• **Exercise goal**:
Beneath this task is a listing. Count its lines that contain "title" and answer with the number only.

• **Entries shown**:
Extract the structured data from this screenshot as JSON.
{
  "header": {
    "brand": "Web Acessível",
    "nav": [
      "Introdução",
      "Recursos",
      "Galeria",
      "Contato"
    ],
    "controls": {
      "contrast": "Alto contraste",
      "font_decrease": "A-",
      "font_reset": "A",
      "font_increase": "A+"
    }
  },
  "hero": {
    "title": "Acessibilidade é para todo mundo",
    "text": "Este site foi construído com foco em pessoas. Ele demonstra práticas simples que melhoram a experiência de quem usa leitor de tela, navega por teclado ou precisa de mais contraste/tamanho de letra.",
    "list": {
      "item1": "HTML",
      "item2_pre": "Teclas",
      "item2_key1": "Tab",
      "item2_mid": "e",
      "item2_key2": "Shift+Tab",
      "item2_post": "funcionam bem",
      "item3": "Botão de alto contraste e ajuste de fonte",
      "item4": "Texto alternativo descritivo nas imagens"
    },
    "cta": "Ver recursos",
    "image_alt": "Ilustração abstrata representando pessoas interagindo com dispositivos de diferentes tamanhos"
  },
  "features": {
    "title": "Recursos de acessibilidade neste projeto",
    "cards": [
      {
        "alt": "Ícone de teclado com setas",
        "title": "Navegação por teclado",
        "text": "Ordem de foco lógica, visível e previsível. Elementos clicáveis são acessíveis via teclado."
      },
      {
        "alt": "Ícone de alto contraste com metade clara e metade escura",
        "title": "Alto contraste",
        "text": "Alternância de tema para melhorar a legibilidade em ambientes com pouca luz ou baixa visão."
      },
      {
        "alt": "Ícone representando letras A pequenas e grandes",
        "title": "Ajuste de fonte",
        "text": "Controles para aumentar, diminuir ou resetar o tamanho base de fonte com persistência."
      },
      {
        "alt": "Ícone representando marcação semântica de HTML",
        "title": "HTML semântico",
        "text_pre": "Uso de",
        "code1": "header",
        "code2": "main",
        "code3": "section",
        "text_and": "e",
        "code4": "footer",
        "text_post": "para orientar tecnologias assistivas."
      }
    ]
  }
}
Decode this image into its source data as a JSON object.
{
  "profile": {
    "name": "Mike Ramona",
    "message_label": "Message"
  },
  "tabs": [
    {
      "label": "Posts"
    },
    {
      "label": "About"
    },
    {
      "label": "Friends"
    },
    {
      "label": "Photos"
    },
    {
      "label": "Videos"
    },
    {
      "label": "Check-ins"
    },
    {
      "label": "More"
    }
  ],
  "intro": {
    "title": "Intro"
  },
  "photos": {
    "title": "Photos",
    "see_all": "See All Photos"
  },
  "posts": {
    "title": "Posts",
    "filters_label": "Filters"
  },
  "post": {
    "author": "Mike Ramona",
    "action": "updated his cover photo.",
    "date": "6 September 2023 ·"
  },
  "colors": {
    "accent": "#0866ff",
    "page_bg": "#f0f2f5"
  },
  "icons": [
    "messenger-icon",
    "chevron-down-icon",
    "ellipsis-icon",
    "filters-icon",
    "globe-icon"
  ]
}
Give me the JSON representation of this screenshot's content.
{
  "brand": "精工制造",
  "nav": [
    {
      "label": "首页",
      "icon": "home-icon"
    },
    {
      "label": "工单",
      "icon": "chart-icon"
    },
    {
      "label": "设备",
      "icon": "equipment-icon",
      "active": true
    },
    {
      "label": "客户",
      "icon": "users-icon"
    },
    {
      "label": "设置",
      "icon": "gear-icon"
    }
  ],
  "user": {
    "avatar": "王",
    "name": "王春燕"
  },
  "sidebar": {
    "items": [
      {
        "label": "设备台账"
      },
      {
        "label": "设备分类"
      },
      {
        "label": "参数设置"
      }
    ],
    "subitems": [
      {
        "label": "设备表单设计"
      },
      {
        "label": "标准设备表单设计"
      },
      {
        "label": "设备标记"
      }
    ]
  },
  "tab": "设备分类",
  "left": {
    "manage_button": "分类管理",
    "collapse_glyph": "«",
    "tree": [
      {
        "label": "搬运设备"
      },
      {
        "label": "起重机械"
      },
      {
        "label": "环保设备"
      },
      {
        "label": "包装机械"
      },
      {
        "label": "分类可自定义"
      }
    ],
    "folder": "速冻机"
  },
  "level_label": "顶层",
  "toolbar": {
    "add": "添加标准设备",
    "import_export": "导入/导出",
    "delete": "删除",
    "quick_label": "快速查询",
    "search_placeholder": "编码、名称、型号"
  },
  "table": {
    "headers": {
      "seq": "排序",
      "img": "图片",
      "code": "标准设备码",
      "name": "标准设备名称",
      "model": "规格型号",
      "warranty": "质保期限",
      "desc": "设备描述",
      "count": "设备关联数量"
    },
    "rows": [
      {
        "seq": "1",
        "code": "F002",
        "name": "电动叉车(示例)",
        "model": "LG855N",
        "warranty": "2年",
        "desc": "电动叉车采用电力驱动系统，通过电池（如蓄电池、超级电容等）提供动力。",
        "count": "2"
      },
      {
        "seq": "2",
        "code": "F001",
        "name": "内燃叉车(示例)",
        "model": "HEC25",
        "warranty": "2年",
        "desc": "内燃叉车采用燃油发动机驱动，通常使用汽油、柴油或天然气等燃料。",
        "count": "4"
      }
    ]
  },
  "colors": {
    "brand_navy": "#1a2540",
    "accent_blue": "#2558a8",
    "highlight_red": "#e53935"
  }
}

• **Response to the exercise**:
9